The survey area will roughly correspond to the boundaries of the Municipal Service District (MSD), but the survey will also include seven additional properties scattered throughout the community, including the Rivers House, Horn in the West, the Daniel Boone Gardens, and the Boone Cemetery. This survey is intended to gather essential information about the architectural and historical significance of the surveyed properties.
While a number of individual properties located within the municipal limits of Boone have been surveyed as part of the countywide surveys completed in 1989 and 2002, no comprehensive historic resources survey of Downtown Boone has ever been completed.
In spite of numerous attempts by local residents, historical organizations, and the HPC since the 1970s, extensive background information on the architecture of Boone’s historic downtown has never been compiled either.
The HPC anticipates that this survey will include approximately 110 survey-‐eligible properties located within the MSD and provide critically important documentation of the architecture and history of Boone’s downtown. In addition, the survey will provide similar documentation on properties at risk for near-‐term development, as well as important background information for properties that may be eligible for local landmark designation, such as the Rivers House and Horn in the West.
Historic resource surveys are often used by communities for long-‐range preservation planning, including the establishment of local landmarks and local historic districts. In addition, they are a vital tool in establishing interpretive programs that increase tourism and promote downtown businesses, including historic walking tours, historic plaque and marker programs, and exhibitions on local history.
Many North Carolina towns have seen important improvements to their downtown areas following this kind of survey work, including the nearby communities of West Jefferson, Valle Crucis, Morganton, and Black Mountain, and property owners typically see a stabilization of property values and increased investment in historic properties following historic district designation.
In addition, owners of properties that are determined to be eligible for the National Register of Historic Places may qualify for state and federal tax credits for rehabilitation work completed on their historic properties, while owners of individually designated local landmarks may qualify for an annual 50 percent property tax deferral.
This survey is being completed in keeping with the intermediate goals of the Boone Historic Preservation Commission approved by Town Council in 2014, as well as the survey proposal for this work approved by Town Council in July 2015. A team of three survey technicians, coordinated by a local historic preservation firm, will complete site visits to the properties in question between September and December 2015.
Team members will take photos of the exterior of each property, draw a site plan, and record notes. In some cases, they may ask to speak with the owner or tenant about the history of the property or ask to see the interior of the property to document its floor plan and historic significance.
No member of the survey team will enter private property without permission from the owner or tenant. Members of the survey team will be employed and supervised by the Town of Boone, and they will carry appropriate identification.
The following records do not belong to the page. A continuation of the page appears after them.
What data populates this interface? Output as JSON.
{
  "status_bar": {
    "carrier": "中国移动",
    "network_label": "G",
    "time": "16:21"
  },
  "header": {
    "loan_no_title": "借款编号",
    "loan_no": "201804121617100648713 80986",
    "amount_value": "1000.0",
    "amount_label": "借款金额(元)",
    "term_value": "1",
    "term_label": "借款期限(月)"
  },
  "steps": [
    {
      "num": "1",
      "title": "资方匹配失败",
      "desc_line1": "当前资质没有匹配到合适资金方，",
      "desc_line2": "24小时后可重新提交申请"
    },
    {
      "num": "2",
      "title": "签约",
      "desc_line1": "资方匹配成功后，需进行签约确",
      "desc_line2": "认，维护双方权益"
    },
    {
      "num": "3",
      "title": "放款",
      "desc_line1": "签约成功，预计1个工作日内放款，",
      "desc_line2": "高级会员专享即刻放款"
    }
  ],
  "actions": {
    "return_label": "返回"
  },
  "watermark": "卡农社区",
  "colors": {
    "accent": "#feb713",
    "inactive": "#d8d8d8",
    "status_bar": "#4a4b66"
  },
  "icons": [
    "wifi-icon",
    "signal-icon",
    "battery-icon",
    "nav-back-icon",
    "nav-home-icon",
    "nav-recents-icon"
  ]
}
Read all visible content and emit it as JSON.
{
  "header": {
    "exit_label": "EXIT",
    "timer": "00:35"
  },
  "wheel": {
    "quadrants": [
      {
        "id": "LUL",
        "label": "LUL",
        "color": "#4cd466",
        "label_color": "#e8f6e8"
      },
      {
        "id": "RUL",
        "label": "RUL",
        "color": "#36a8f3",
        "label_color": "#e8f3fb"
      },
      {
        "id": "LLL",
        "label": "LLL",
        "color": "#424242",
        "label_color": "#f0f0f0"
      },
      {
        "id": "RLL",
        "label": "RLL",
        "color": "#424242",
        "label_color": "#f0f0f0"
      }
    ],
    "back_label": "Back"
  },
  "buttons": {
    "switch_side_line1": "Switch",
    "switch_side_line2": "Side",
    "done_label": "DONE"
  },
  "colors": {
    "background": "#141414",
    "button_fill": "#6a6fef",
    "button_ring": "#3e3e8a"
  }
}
The local historic preservation form coordinating the survey is providing its services to the Town of Boone on a volunteer basis.
The HPC invites all Boone residents and property owners to attend a public information session about the survey process that will take place on Wednesday, September 23, 2015, from 5:00 to 7:00pm at the Watauga County Library.
Guest speakers will include Annie McDonald from the North Carolina Historic Preservation Office and Lu Ann Welter from the City of Hendersonville. The results of the survey will be shared with the community at large at a second public information session in early 2016.